(Dataset rows describing interfaces)
=== Section Start ===
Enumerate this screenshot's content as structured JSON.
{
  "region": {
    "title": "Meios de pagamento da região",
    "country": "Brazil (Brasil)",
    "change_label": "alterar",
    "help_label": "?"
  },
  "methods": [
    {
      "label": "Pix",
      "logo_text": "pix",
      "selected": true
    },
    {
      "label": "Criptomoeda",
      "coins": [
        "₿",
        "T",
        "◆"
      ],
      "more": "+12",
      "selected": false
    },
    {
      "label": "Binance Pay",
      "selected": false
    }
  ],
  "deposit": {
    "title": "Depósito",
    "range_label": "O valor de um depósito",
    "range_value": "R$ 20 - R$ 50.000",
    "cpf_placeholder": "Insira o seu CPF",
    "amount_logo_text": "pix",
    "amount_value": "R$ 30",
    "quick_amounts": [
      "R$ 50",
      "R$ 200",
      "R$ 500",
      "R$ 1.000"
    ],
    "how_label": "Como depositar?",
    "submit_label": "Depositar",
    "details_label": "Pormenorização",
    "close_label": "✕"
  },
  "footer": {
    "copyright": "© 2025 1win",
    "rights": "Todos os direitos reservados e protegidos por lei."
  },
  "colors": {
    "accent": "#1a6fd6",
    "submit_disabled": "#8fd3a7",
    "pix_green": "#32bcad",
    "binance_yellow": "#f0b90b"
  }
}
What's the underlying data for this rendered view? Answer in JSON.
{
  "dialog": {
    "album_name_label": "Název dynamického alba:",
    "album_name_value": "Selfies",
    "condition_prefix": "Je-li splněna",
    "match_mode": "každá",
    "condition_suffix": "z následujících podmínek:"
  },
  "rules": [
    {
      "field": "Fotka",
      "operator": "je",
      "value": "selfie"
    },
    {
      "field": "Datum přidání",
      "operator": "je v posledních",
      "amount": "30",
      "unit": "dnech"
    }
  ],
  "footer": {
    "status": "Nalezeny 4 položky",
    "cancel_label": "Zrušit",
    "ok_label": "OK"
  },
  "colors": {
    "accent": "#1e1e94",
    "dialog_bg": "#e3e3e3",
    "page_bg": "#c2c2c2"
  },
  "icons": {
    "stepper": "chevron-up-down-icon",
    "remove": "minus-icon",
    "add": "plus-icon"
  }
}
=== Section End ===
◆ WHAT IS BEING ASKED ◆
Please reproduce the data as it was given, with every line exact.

◆ TASK RESPONSE ◆
Enumerate this screenshot's content as structured JSON.
{
  "region": {
    "title": "Meios de pagamento da região",
    "country": "Brazil (Brasil)",
    "change_label": "alterar",
    "help_label": "?"
  },
  "methods": [
    {
      "label": "Pix",
      "logo_text": "pix",
      "selected": true
    },
    {
      "label": "Criptomoeda",
      "coins": [
        "₿",
        "T",
        "◆"
      ],
      "more": "+12",
      "selected": false
    },
    {
      "label": "Binance Pay",
      "selected": false
    }
  ],
  "deposit": {
    "title": "Depósito",
    "range_label": "O valor de um depósito",
    "range_value": "R$ 20 - R$ 50.000",
    "cpf_placeholder": "Insira o seu CPF",
    "amount_logo_text": "pix",
    "amount_value": "R$ 30",
    "quick_amounts": [
      "R$ 50",
      "R$ 200",
      "R$ 500",
      "R$ 1.000"
    ],
    "how_label": "Como depositar?",
    "submit_label": "Depositar",
    "details_label": "Pormenorização",
    "close_label": "✕"
  },
  "footer": {
    "copyright": "© 2025 1win",
    "rights": "Todos os direitos reservados e protegidos por lei."
  },
  "colors": {
    "accent": "#1a6fd6",
    "submit_disabled": "#8fd3a7",
    "pix_green": "#32bcad",
    "binance_yellow": "#f0b90b"
  }
}
What's the underlying data for this rendered view? Answer in JSON.
{
  "dialog": {
    "album_name_label": "Název dynamického alba:",
    "album_name_value": "Selfies",
    "condition_prefix": "Je-li splněna",
    "match_mode": "každá",
    "condition_suffix": "z následujících podmínek:"
  },
  "rules": [
    {
      "field": "Fotka",
      "operator": "je",
      "value": "selfie"
    },
    {
      "field": "Datum přidání",
      "operator": "je v posledních",
      "amount": "30",
      "unit": "dnech"
    }
  ],
  "footer": {
    "status": "Nalezeny 4 položky",
    "cancel_label": "Zrušit",
    "ok_label": "OK"
  },
  "colors": {
    "accent": "#1e1e94",
    "dialog_bg": "#e3e3e3",
    "page_bg": "#c2c2c2"
  },
  "icons": {
    "stepper": "chevron-up-down-icon",
    "remove": "minus-icon",
    "add": "plus-icon"
  }
}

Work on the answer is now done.